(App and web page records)

- Opening Delimiter -

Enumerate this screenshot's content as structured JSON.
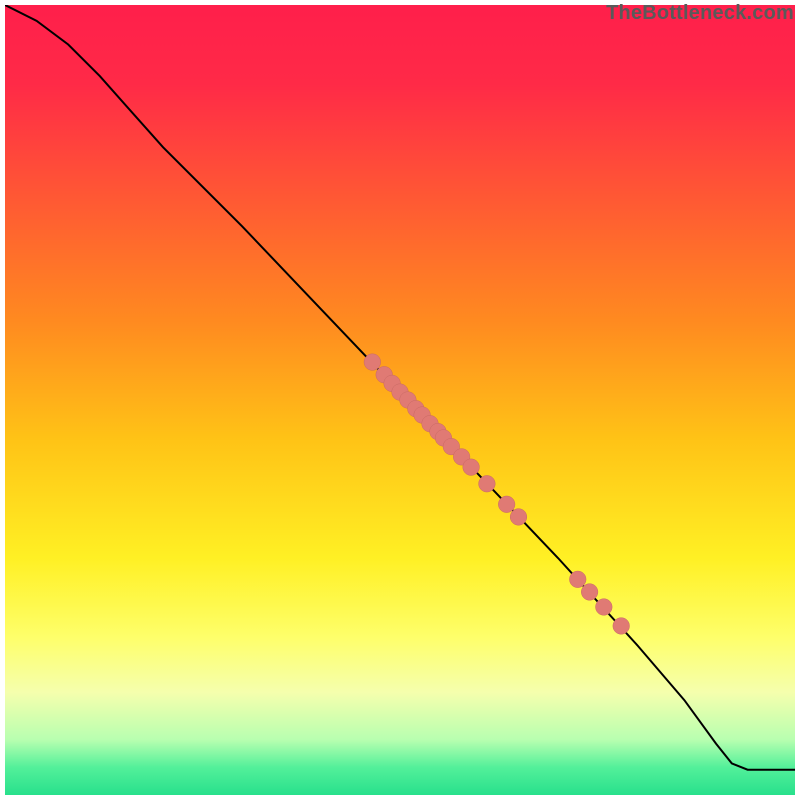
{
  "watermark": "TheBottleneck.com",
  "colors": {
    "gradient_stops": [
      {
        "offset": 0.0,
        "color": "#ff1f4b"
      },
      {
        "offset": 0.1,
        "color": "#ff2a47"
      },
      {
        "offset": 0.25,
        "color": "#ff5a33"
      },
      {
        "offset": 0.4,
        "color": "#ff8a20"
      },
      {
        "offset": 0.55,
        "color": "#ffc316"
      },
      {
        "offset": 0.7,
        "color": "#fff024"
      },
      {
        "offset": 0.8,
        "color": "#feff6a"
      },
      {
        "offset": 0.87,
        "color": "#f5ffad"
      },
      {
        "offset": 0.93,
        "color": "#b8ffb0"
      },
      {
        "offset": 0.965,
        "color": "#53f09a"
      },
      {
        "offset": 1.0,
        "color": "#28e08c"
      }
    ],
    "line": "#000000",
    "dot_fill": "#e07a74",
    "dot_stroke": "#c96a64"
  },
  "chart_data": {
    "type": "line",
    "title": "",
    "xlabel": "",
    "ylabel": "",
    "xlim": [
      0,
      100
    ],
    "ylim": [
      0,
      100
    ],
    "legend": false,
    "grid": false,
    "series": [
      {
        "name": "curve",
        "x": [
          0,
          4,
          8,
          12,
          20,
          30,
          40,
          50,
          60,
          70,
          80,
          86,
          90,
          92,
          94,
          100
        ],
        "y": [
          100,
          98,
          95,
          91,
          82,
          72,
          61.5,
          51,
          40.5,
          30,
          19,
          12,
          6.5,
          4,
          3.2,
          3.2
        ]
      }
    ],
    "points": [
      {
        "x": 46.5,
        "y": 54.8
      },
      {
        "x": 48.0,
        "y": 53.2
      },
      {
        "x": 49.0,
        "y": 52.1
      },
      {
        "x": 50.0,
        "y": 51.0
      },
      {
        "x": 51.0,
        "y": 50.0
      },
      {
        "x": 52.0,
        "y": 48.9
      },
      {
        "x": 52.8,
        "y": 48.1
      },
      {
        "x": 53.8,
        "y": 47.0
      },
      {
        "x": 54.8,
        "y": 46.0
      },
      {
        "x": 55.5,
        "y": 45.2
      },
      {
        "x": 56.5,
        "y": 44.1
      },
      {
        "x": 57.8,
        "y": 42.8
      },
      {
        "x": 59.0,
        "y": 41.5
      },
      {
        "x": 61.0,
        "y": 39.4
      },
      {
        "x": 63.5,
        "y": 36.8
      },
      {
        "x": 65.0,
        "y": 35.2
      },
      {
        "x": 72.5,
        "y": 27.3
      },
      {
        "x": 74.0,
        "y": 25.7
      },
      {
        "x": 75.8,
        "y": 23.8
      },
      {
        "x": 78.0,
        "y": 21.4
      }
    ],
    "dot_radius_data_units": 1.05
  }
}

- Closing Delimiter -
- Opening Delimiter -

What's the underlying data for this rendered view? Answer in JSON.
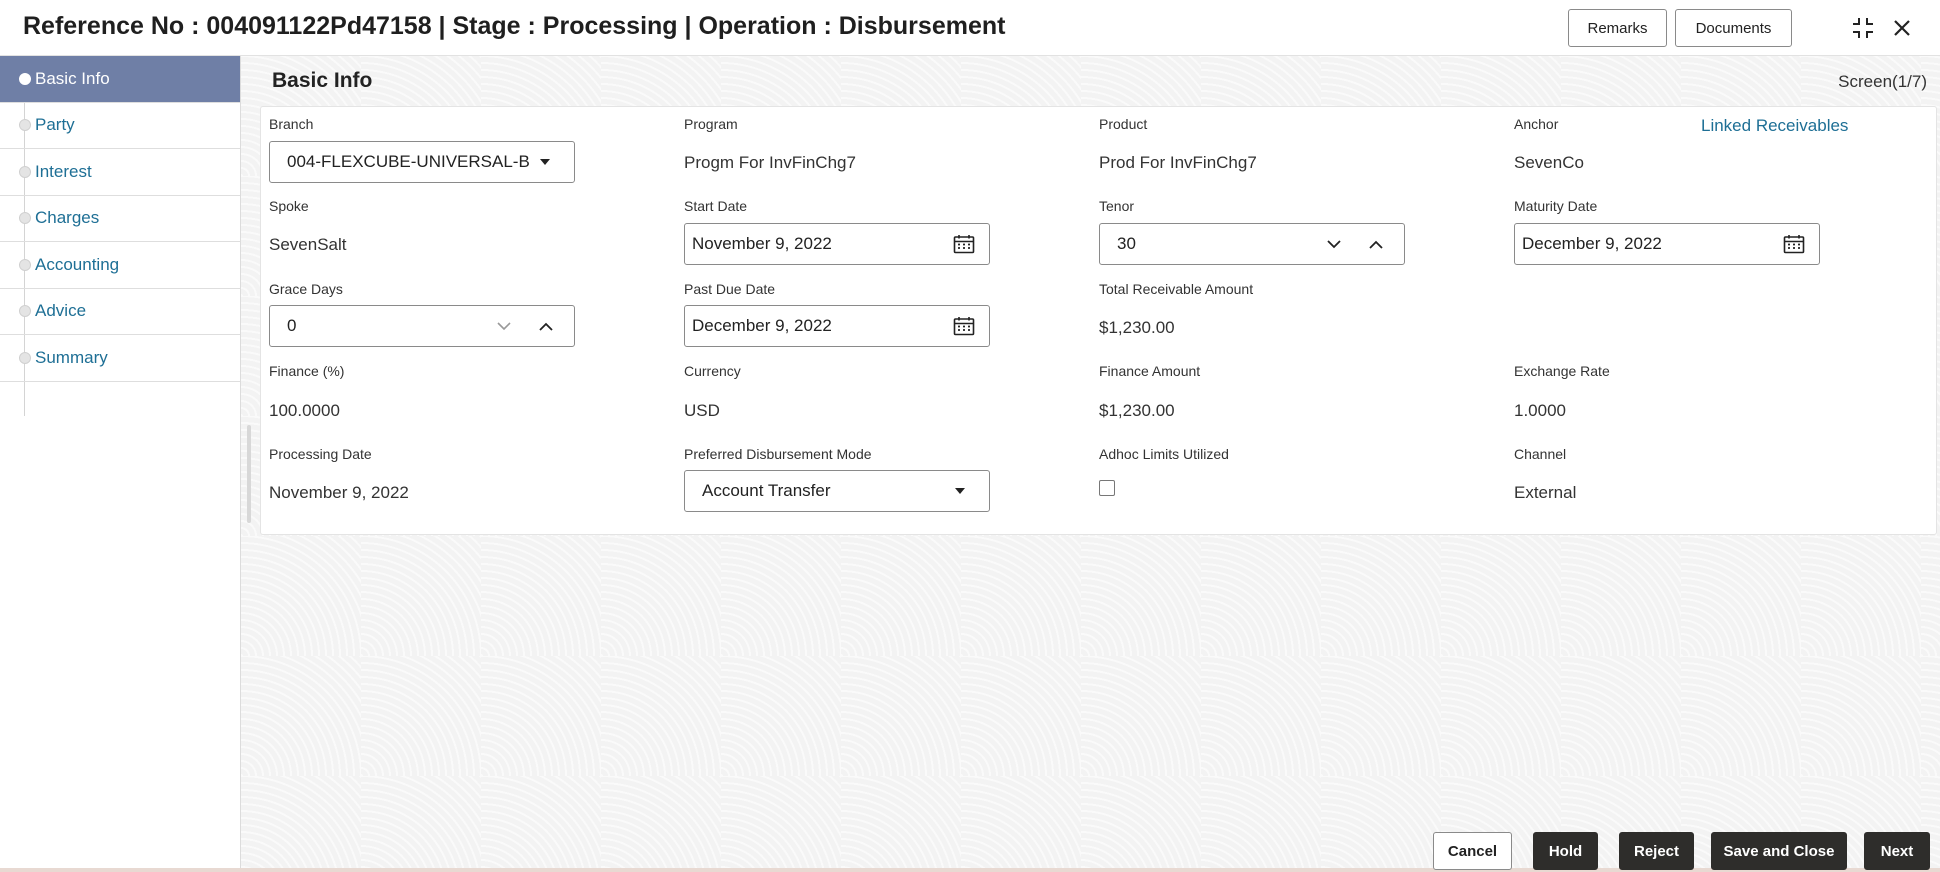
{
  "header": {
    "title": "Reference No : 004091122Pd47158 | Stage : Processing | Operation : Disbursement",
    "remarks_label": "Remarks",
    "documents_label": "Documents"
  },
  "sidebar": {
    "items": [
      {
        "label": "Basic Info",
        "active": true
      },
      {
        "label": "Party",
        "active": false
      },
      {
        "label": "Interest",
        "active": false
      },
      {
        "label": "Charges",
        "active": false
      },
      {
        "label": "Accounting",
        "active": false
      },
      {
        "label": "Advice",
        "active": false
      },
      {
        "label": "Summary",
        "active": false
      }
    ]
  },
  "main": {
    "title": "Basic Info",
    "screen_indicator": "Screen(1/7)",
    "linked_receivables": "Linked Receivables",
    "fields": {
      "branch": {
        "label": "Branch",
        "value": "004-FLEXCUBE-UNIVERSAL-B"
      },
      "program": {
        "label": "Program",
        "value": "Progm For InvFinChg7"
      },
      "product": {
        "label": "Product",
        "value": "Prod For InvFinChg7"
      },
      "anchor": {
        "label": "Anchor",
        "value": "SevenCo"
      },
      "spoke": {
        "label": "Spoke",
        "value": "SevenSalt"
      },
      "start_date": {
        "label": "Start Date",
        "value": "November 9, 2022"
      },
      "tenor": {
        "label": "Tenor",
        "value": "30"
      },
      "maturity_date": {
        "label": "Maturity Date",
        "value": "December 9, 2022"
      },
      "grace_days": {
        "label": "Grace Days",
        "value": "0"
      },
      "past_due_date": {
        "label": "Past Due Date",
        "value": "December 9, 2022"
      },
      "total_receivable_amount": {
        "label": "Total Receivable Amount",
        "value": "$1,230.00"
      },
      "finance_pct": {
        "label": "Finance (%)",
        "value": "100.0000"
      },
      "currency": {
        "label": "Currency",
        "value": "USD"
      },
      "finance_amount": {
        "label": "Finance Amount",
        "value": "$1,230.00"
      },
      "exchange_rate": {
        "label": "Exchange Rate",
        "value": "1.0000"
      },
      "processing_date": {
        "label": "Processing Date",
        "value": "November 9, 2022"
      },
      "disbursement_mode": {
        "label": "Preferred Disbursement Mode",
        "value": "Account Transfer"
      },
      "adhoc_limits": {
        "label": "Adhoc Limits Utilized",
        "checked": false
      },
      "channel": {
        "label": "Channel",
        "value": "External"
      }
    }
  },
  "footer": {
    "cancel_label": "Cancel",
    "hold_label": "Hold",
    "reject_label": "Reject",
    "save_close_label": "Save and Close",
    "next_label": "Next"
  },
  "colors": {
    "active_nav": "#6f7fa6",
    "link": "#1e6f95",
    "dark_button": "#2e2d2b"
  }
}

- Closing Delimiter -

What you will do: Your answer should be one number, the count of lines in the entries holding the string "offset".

Result for this exercise: 11